[Task prompt]:
Find every line below that contains the word "numero" and copy it out.

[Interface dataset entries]
■ ■ ■

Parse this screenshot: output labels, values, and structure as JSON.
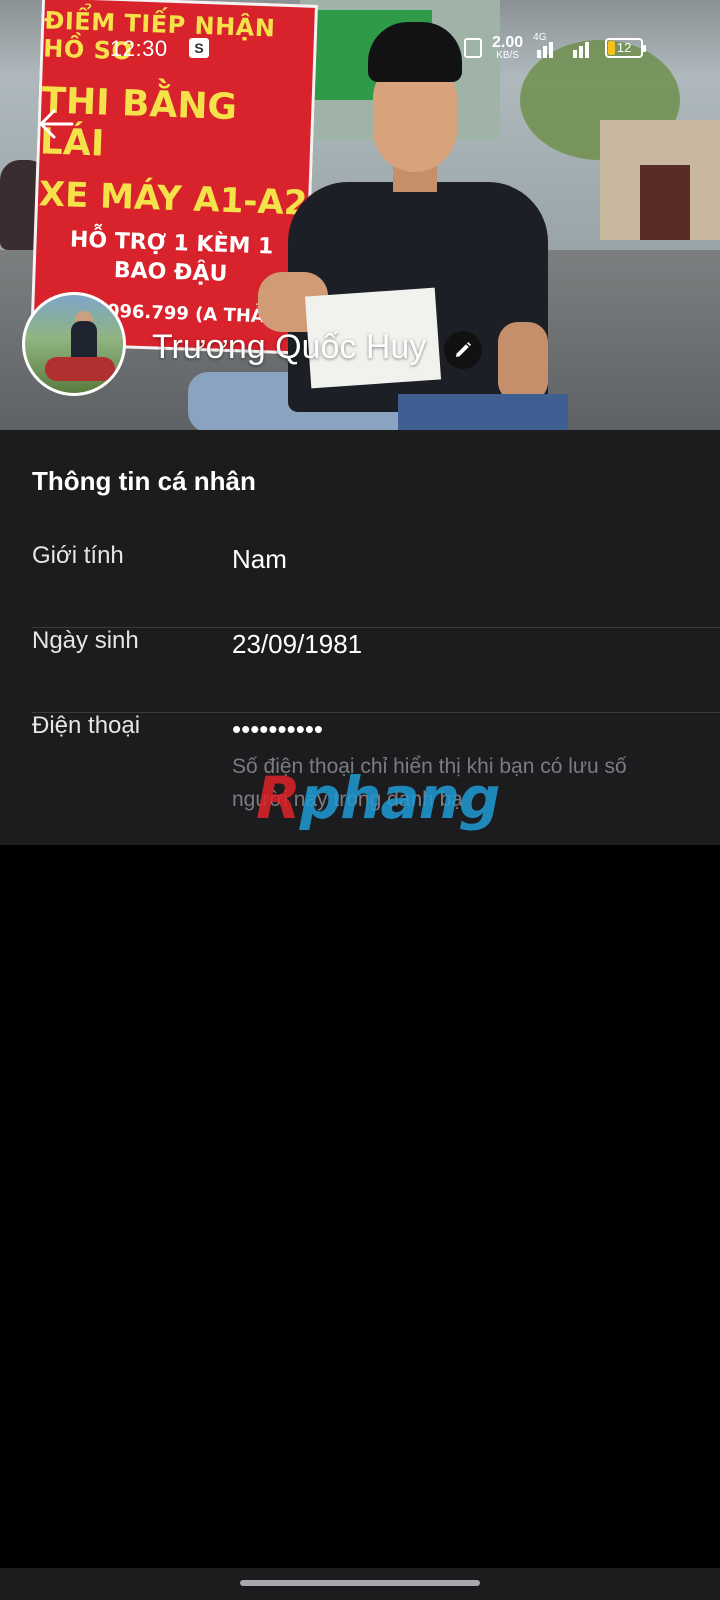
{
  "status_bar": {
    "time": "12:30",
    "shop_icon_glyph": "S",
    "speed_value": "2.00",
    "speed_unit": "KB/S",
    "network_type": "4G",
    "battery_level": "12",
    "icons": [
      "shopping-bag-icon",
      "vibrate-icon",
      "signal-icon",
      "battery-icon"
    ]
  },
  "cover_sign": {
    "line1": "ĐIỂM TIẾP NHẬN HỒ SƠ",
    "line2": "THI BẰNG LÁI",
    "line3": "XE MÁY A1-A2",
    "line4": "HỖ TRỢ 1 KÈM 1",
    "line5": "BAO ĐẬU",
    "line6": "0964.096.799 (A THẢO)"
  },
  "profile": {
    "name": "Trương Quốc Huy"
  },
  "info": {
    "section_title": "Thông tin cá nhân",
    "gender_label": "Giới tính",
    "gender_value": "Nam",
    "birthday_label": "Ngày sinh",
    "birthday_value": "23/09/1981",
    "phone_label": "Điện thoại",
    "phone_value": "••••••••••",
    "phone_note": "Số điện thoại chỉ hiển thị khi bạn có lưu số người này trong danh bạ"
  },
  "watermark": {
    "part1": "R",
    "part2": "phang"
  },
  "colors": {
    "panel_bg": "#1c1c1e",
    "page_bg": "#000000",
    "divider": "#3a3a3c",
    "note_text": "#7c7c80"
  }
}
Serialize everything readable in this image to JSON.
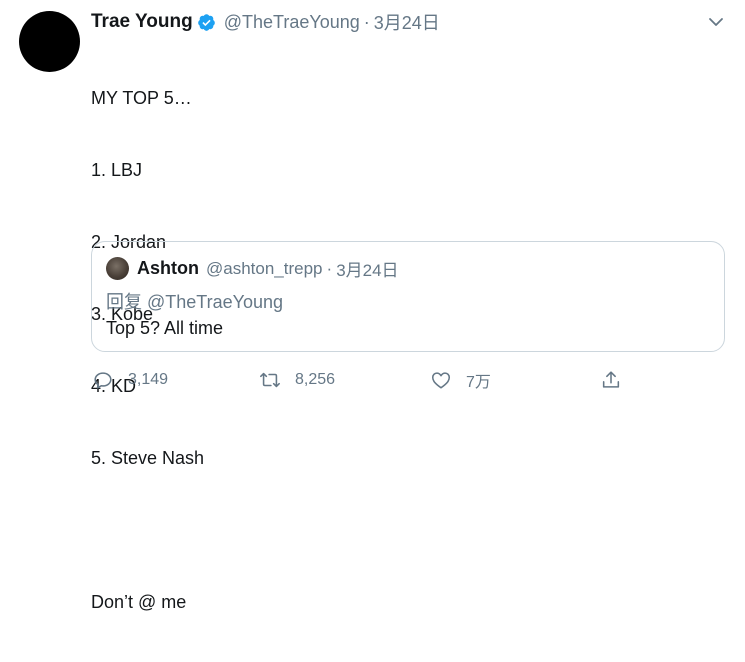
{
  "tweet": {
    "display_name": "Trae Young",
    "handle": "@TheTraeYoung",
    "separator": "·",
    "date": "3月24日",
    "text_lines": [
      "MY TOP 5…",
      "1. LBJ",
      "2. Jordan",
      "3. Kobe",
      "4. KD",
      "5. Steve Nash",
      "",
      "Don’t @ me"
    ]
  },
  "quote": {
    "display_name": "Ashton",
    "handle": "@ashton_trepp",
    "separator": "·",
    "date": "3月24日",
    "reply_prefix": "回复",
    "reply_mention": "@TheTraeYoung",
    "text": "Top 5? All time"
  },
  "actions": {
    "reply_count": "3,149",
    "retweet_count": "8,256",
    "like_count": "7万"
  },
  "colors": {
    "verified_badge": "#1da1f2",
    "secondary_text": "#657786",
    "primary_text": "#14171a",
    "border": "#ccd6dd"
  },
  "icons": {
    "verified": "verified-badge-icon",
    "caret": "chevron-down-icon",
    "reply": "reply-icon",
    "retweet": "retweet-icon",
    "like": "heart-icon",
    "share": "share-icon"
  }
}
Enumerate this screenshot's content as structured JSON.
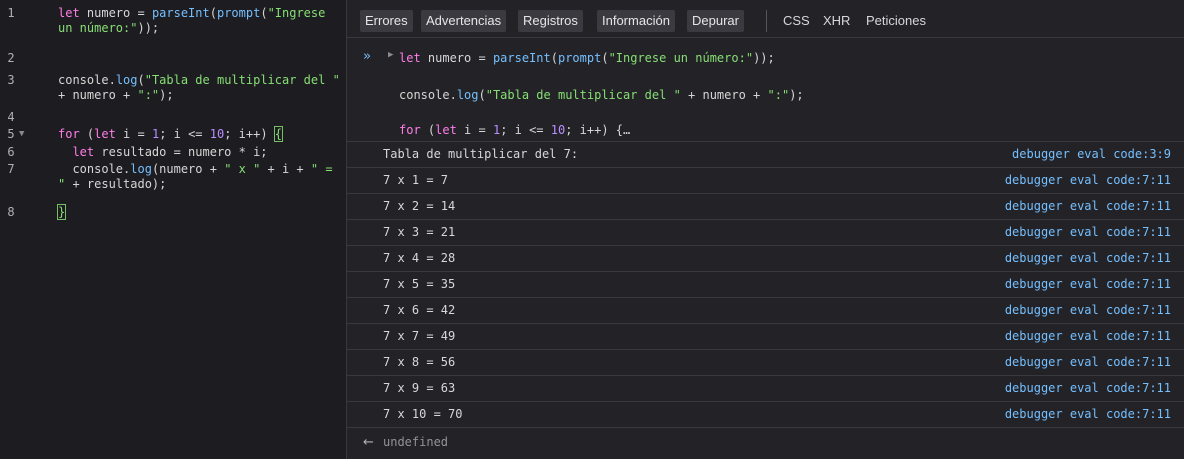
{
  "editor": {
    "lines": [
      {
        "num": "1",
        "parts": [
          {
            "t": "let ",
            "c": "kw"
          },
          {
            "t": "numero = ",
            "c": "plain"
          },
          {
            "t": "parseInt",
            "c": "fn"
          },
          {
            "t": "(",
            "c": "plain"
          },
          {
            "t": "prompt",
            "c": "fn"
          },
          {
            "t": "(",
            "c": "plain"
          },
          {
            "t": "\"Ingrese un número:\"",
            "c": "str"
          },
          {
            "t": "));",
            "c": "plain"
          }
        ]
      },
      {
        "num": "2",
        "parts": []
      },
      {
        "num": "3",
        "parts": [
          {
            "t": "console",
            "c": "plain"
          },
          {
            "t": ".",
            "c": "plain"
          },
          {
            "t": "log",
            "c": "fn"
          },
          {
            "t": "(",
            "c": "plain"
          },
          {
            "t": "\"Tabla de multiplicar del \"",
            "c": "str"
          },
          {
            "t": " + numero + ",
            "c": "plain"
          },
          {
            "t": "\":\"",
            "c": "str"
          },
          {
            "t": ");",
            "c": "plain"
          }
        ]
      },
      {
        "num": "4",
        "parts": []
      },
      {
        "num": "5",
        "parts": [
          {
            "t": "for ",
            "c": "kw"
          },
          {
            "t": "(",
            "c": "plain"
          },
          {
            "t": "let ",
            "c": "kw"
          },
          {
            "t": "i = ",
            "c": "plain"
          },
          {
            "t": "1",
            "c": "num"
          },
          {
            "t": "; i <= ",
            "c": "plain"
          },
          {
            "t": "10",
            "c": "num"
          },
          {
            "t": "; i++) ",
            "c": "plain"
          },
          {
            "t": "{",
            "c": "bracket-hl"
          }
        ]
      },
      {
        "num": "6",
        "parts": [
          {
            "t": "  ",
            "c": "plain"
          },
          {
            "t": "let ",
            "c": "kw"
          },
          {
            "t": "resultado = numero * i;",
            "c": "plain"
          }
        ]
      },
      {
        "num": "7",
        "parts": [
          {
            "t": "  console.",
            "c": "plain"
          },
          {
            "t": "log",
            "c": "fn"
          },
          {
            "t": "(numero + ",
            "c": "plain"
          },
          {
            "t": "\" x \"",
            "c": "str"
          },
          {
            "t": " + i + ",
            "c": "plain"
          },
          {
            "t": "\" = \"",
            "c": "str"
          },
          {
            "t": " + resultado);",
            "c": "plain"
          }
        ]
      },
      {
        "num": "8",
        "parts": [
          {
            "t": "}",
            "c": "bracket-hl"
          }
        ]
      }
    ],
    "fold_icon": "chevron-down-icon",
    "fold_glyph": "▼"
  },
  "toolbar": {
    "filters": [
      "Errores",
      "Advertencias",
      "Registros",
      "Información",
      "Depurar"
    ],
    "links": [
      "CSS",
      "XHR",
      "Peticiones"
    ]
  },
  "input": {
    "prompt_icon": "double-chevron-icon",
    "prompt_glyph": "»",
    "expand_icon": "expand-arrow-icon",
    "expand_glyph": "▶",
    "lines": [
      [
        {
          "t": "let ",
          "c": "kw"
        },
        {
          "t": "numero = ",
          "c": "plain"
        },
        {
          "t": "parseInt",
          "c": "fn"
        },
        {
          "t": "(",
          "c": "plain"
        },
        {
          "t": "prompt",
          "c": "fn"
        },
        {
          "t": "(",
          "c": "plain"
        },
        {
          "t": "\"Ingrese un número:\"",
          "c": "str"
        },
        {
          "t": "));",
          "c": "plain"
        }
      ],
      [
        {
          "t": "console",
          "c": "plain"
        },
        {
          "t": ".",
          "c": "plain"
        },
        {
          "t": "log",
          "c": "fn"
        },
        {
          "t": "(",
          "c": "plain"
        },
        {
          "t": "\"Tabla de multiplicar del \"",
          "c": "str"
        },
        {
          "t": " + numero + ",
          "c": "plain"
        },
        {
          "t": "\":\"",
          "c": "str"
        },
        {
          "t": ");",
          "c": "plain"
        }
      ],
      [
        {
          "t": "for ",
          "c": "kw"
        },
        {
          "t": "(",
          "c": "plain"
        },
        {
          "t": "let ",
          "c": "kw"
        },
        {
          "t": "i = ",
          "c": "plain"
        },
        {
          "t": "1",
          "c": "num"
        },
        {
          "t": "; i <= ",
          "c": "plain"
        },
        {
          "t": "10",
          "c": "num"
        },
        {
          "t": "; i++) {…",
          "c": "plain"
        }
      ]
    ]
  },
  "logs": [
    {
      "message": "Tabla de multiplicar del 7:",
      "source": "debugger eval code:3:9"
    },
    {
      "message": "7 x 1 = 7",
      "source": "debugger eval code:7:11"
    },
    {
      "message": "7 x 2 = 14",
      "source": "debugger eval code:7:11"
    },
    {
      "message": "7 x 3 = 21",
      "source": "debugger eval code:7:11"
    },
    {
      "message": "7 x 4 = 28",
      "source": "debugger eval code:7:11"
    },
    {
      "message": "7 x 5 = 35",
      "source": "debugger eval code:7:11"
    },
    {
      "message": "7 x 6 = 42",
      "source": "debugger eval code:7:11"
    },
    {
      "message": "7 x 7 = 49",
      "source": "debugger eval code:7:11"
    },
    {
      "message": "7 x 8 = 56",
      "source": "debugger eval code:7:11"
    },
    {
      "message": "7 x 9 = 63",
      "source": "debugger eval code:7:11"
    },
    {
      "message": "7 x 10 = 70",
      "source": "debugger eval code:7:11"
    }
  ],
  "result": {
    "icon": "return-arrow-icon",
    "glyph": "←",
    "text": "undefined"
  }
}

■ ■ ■

[Finished task]:
            "t": "numero = ",
            "t": " + numero + ",
            "t": "resultado = numero * i;",
            "t": "(numero + ",
          "t": "numero = ",
          "t": " + numero + ",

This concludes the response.